═════ Listed entries ═════

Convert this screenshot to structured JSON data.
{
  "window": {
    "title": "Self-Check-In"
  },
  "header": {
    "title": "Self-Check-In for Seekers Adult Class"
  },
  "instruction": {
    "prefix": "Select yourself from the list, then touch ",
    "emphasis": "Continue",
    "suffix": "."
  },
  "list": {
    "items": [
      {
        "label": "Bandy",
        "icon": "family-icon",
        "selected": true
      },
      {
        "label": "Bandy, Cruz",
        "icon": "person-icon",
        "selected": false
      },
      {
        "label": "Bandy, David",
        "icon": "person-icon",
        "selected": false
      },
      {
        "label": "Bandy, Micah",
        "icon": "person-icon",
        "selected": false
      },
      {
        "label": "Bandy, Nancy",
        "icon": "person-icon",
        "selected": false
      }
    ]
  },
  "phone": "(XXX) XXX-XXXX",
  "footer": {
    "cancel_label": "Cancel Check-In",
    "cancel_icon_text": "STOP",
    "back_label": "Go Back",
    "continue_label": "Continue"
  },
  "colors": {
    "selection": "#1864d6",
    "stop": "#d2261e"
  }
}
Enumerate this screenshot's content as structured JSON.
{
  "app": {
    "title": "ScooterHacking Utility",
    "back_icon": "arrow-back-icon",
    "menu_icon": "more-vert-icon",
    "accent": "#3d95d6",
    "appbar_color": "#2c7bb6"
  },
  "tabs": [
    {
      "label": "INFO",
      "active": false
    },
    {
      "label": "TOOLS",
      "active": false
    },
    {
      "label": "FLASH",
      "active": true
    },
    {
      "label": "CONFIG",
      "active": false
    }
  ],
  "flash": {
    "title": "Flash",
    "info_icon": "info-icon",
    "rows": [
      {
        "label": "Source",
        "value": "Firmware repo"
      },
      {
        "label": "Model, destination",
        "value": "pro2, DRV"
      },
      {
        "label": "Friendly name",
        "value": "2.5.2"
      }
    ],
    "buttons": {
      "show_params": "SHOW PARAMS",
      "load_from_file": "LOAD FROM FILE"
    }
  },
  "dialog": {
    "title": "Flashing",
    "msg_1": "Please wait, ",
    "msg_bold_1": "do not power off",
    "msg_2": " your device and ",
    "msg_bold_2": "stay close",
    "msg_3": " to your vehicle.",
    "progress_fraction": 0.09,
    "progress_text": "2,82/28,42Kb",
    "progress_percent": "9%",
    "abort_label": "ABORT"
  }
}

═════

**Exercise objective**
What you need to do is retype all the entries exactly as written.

**Answer to this exercise**
Convert this screenshot to structured JSON data.
{
  "window": {
    "title": "Self-Check-In"
  },
  "header": {
    "title": "Self-Check-In for Seekers Adult Class"
  },
  "instruction": {
    "prefix": "Select yourself from the list, then touch ",
    "emphasis": "Continue",
    "suffix": "."
  },
  "list": {
    "items": [
      {
        "label": "Bandy",
        "icon": "family-icon",
        "selected": true
      },
      {
        "label": "Bandy, Cruz",
        "icon": "person-icon",
        "selected": false
      },
      {
        "label": "Bandy, David",
        "icon": "person-icon",
        "selected": false
      },
      {
        "label": "Bandy, Micah",
        "icon": "person-icon",
        "selected": false
      },
      {
        "label": "Bandy, Nancy",
        "icon": "person-icon",
        "selected": false
      }
    ]
  },
  "phone": "(XXX) XXX-XXXX",
  "footer": {
    "cancel_label": "Cancel Check-In",
    "cancel_icon_text": "STOP",
    "back_label": "Go Back",
    "continue_label": "Continue"
  },
  "colors": {
    "selection": "#1864d6",
    "stop": "#d2261e"
  }
}
Enumerate this screenshot's content as structured JSON.
{
  "app": {
    "title": "ScooterHacking Utility",
    "back_icon": "arrow-back-icon",
    "menu_icon": "more-vert-icon",
    "accent": "#3d95d6",
    "appbar_color": "#2c7bb6"
  },
  "tabs": [
    {
      "label": "INFO",
      "active": false
    },
    {
      "label": "TOOLS",
      "active": false
    },
    {
      "label": "FLASH",
      "active": true
    },
    {
      "label": "CONFIG",
      "active": false
    }
  ],
  "flash": {
    "title": "Flash",
    "info_icon": "info-icon",
    "rows": [
      {
        "label": "Source",
        "value": "Firmware repo"
      },
      {
        "label": "Model, destination",
        "value": "pro2, DRV"
      },
      {
        "label": "Friendly name",
        "value": "2.5.2"
      }
    ],
    "buttons": {
      "show_params": "SHOW PARAMS",
      "load_from_file": "LOAD FROM FILE"
    }
  },
  "dialog": {
    "title": "Flashing",
    "msg_1": "Please wait, ",
    "msg_bold_1": "do not power off",
    "msg_2": " your device and ",
    "msg_bold_2": "stay close",
    "msg_3": " to your vehicle.",
    "progress_fraction": 0.09,
    "progress_text": "2,82/28,42Kb",
    "progress_percent": "9%",
    "abort_label": "ABORT"
  }
}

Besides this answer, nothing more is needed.